■ **TASK REQUIREMENTS**
Scan the material for the word "watermark", then return every line where it appears.

■ **RECORD SET**
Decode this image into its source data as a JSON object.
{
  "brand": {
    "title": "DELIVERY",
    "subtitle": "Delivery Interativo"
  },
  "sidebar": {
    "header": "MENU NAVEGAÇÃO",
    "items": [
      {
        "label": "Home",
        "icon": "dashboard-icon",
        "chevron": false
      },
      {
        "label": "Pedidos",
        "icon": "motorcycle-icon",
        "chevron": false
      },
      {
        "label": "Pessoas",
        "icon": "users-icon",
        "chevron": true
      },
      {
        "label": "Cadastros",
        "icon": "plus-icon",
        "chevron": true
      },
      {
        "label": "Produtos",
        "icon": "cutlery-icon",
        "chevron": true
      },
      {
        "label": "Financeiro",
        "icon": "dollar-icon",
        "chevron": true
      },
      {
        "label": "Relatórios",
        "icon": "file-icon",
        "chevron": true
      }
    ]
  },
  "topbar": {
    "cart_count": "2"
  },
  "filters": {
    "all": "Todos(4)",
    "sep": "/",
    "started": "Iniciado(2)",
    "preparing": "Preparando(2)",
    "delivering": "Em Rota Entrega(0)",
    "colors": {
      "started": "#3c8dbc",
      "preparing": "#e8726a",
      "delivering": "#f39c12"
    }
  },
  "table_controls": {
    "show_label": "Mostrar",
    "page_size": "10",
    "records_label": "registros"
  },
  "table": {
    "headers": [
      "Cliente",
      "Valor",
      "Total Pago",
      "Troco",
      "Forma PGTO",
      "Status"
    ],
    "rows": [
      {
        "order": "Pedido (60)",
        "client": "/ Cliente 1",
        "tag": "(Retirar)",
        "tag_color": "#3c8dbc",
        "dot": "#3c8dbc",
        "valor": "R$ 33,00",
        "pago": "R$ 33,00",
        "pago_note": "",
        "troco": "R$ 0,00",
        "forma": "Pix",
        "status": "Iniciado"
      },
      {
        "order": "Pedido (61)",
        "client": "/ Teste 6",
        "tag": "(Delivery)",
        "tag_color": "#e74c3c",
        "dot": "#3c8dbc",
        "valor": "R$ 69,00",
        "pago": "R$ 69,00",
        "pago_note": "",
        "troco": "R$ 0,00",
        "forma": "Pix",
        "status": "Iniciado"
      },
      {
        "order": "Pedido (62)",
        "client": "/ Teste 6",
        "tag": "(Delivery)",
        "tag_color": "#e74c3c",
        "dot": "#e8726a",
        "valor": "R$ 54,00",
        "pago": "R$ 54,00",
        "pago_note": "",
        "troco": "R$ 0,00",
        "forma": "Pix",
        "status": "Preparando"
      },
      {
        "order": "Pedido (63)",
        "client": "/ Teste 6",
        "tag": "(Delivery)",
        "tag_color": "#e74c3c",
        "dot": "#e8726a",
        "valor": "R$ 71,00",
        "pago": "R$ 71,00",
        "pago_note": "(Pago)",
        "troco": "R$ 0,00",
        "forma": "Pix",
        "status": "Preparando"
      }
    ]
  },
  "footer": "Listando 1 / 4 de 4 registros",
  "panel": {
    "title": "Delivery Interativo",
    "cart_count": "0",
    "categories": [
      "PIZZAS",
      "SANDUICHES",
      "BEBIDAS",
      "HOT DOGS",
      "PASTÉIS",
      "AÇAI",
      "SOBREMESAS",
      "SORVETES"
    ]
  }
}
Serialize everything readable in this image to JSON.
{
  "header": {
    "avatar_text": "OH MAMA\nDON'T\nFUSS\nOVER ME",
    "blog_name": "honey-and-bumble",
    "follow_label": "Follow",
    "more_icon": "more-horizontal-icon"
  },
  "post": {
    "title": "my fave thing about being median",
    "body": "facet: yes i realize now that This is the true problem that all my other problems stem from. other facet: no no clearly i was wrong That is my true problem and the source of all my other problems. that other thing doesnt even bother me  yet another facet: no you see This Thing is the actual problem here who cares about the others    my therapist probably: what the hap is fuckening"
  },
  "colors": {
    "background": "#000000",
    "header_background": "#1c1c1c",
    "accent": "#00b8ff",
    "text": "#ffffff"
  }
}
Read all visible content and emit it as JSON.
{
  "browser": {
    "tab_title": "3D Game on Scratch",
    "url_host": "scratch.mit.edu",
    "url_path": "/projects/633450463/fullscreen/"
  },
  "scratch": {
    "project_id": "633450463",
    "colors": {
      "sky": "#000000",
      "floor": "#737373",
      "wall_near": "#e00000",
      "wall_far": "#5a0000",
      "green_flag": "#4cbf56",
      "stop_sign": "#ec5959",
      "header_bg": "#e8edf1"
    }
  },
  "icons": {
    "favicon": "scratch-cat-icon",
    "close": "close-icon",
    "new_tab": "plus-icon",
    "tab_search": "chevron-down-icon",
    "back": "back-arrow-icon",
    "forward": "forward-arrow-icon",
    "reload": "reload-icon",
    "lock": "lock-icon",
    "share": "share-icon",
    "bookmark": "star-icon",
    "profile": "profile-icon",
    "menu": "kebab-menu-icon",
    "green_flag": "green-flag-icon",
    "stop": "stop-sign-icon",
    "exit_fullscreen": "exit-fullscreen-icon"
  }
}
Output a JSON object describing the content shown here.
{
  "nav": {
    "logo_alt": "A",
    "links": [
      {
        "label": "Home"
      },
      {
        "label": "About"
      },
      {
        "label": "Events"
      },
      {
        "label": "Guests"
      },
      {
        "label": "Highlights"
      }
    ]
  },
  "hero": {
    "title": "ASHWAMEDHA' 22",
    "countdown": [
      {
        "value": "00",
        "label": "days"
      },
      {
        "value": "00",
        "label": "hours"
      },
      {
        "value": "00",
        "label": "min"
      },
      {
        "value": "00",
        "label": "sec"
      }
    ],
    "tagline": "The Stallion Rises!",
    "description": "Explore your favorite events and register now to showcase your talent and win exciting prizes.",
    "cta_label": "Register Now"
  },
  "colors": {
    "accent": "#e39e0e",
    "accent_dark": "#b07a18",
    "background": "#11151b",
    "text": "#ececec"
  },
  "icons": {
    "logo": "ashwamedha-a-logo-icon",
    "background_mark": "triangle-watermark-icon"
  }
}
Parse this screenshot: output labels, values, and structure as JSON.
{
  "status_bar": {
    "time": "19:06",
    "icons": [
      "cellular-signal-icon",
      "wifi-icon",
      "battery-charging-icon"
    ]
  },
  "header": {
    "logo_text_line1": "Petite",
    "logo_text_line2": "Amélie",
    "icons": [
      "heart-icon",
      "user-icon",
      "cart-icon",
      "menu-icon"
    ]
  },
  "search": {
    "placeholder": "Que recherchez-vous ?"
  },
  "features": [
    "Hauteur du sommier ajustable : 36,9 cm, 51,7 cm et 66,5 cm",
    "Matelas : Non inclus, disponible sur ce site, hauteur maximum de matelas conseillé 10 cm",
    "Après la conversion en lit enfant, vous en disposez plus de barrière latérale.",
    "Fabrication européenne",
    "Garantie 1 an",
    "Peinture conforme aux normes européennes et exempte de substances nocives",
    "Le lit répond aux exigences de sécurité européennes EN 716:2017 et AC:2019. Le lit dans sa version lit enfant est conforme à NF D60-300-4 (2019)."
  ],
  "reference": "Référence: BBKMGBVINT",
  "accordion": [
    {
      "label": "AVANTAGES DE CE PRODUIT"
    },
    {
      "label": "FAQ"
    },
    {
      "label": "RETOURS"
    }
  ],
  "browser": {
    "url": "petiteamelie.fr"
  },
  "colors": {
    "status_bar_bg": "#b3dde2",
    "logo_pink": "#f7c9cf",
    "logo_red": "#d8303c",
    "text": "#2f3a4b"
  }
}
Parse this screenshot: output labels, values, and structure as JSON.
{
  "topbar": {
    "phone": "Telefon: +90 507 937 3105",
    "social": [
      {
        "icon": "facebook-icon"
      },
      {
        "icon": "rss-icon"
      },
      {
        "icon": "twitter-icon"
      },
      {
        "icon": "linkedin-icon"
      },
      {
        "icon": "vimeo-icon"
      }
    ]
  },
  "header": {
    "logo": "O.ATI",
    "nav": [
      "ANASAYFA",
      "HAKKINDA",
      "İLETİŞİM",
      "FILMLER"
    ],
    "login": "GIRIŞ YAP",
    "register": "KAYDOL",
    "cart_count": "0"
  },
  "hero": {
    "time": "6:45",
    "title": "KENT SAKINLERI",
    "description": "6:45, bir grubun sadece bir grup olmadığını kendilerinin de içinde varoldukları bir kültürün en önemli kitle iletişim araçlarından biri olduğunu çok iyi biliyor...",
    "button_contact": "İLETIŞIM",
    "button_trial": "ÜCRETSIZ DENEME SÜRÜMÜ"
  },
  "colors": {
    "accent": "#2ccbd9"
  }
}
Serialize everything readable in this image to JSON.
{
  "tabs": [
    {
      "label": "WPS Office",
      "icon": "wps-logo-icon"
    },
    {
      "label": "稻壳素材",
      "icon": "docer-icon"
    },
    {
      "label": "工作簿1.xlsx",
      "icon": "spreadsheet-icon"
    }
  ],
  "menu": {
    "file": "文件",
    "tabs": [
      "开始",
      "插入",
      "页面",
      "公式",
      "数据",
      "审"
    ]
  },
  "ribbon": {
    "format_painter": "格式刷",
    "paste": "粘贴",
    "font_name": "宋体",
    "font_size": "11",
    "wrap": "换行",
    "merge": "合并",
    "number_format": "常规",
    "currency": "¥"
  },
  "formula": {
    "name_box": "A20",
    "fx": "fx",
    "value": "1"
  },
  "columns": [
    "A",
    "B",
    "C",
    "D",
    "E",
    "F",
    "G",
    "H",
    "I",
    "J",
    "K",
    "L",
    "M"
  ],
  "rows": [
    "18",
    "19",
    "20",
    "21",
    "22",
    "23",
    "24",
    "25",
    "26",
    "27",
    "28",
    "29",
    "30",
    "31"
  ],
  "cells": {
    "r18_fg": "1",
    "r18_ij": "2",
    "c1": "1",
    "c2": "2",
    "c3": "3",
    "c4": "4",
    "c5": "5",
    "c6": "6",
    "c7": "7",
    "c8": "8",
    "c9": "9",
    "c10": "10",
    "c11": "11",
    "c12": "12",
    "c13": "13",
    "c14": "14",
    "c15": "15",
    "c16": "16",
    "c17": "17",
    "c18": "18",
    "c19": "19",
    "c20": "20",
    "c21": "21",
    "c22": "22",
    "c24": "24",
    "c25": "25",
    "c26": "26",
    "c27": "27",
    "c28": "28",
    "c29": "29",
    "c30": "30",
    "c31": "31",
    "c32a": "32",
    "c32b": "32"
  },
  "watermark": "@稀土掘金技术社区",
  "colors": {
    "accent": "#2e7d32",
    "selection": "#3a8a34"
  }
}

■ **YOUR SOLUTION**
    "background_mark": "triangle-watermark-icon"
  "watermark": "@稀土掘金技术社区",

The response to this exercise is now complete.